### Task item
Search the data below for the string "chevron" and copy all lines where it shows up.

:: Supplied data ::

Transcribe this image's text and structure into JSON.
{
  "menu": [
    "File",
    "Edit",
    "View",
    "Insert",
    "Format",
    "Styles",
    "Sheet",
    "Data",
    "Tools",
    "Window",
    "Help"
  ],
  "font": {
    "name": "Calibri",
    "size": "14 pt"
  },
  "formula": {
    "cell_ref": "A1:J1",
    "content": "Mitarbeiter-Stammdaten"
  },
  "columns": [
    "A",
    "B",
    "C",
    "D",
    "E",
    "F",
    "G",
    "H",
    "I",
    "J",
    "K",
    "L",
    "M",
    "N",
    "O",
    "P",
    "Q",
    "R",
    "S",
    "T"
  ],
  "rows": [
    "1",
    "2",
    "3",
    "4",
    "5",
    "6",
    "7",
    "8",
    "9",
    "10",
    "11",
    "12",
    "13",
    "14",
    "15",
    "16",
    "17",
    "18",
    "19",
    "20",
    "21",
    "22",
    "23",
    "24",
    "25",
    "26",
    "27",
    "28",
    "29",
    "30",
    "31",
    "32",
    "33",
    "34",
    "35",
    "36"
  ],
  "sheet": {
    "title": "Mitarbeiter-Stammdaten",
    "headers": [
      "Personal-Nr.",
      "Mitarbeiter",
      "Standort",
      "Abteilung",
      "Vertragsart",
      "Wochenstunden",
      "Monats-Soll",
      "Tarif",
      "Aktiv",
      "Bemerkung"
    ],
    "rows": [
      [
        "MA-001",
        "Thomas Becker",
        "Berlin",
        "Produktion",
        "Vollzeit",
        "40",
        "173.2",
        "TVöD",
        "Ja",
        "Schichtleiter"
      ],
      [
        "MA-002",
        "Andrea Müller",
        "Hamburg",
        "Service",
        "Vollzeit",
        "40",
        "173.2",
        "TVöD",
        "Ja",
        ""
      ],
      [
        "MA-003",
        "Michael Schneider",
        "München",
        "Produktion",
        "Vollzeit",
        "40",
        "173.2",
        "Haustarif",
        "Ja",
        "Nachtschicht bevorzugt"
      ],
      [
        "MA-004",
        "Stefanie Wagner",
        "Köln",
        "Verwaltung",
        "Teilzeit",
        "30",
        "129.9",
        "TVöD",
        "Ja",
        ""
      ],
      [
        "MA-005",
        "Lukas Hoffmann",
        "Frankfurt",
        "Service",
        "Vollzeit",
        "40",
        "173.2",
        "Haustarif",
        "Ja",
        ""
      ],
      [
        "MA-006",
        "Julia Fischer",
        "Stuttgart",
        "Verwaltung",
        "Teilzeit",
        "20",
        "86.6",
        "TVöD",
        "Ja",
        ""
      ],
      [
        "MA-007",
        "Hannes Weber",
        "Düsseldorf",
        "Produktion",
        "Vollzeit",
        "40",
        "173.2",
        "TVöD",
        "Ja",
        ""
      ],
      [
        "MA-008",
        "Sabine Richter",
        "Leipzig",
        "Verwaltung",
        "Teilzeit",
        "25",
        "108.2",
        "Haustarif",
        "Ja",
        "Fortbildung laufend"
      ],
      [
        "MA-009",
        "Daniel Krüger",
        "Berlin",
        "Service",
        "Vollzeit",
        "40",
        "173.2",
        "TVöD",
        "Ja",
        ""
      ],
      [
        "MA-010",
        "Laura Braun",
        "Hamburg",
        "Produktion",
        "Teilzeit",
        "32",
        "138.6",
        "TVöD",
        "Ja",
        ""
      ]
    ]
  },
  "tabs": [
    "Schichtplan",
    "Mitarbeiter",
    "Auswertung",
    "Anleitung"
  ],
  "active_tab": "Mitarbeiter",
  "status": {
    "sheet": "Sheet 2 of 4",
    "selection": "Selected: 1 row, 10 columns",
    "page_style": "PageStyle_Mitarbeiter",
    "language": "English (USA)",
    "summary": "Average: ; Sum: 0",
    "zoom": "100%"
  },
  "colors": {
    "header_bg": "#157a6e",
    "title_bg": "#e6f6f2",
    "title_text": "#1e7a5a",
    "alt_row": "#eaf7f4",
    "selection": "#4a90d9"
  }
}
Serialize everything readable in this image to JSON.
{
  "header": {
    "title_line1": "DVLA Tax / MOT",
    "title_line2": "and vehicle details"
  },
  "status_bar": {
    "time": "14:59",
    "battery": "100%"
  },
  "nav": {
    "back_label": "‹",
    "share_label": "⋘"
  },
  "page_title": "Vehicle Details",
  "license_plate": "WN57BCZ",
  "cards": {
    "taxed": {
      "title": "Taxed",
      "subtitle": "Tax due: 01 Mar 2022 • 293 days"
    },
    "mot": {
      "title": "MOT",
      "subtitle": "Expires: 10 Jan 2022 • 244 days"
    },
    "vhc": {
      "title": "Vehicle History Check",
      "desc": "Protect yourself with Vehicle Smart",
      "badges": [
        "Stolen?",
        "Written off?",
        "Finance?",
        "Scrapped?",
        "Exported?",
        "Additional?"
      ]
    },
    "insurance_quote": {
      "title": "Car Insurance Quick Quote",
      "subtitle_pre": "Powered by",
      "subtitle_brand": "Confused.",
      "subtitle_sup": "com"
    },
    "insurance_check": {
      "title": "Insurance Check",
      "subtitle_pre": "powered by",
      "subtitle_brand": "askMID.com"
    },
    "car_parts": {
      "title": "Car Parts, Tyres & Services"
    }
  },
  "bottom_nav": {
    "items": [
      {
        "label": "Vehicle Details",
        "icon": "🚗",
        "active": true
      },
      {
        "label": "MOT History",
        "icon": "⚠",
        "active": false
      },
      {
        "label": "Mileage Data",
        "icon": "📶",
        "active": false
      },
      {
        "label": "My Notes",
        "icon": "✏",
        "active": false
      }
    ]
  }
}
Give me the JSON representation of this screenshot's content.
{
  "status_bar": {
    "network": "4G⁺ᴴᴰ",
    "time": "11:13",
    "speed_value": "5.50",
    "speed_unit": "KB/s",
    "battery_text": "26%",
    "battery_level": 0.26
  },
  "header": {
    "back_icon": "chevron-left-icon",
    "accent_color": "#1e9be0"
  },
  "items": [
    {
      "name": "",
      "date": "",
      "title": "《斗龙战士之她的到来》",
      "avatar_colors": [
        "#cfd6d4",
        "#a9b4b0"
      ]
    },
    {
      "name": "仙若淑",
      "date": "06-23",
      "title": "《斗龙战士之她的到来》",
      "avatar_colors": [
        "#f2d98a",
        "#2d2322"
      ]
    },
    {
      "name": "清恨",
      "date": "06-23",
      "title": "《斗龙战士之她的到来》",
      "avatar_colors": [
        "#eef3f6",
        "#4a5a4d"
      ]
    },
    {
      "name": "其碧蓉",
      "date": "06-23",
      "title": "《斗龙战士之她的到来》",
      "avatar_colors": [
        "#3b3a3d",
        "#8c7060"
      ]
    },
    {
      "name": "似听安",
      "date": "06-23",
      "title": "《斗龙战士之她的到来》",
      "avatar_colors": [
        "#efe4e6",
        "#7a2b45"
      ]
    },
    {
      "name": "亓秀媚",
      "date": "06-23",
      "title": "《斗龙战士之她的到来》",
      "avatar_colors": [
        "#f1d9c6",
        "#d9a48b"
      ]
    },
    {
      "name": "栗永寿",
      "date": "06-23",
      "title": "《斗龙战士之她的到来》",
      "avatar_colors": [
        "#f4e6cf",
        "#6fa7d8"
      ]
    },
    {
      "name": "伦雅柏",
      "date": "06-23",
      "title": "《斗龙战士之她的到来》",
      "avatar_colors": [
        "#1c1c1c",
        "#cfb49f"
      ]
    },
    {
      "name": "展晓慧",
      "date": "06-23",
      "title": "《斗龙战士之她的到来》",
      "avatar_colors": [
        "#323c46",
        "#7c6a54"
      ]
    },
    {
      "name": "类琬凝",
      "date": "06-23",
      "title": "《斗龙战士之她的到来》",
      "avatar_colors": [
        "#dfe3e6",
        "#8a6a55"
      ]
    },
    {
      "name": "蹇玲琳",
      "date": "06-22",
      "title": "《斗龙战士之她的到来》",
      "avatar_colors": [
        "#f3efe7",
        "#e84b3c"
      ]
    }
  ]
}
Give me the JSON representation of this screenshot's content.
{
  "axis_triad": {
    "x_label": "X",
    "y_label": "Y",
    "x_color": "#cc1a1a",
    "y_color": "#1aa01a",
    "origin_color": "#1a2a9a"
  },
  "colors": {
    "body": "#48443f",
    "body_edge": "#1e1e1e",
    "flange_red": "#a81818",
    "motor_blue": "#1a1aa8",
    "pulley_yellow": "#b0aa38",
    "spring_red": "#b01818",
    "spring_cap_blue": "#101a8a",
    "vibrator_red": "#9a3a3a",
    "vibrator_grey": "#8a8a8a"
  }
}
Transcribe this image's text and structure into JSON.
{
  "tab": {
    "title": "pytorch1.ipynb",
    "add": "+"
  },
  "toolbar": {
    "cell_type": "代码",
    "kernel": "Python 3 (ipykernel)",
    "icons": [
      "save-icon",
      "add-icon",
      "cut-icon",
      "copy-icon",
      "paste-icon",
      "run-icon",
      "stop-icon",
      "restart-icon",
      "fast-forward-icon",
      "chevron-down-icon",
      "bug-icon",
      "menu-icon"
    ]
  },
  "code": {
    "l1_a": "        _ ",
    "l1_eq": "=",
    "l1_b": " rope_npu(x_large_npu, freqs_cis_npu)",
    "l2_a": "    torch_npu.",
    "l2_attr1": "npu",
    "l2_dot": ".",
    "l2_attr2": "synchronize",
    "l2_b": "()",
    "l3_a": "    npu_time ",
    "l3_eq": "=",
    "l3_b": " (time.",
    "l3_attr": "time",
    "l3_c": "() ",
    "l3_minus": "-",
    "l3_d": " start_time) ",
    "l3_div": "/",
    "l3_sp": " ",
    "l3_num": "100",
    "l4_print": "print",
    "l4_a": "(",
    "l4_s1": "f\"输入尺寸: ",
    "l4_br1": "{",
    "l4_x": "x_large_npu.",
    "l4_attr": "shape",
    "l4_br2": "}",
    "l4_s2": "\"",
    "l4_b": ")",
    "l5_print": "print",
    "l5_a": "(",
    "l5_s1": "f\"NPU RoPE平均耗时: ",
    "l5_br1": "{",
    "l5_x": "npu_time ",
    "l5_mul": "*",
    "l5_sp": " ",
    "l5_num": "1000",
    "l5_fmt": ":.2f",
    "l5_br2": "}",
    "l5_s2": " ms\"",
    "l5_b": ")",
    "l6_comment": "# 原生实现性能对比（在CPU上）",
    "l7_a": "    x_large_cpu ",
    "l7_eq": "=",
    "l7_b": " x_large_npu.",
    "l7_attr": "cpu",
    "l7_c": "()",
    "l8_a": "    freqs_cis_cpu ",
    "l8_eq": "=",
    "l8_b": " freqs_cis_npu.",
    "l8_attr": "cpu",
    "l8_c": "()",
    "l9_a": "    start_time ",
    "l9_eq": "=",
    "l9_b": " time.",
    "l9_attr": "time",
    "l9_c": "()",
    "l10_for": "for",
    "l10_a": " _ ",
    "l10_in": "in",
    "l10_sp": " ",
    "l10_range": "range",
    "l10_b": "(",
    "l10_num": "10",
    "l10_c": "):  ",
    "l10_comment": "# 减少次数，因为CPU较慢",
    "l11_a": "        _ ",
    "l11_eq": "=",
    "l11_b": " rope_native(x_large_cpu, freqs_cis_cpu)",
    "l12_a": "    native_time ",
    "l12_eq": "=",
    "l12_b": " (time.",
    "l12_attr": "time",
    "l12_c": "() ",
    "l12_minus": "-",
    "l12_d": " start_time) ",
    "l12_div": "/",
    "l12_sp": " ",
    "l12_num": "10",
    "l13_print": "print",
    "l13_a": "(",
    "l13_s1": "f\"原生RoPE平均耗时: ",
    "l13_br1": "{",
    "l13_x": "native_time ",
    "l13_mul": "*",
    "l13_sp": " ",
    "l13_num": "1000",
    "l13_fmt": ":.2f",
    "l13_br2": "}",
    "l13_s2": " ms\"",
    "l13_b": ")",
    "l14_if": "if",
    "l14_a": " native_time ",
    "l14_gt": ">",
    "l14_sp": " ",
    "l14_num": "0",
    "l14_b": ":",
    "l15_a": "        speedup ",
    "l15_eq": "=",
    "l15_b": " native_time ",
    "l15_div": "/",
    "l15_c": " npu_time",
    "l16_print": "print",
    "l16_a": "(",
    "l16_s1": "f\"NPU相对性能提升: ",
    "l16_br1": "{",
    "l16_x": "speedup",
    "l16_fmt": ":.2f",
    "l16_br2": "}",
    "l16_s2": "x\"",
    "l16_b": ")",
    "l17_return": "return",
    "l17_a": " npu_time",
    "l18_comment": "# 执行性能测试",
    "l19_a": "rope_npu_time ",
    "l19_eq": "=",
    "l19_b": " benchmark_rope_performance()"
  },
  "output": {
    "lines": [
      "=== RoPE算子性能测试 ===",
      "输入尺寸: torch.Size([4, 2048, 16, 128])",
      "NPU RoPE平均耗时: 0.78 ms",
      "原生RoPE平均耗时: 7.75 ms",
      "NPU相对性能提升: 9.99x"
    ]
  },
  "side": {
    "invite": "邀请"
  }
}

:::

### Task solution
    "back_icon": "chevron-left-icon",
      "chevron-down-icon",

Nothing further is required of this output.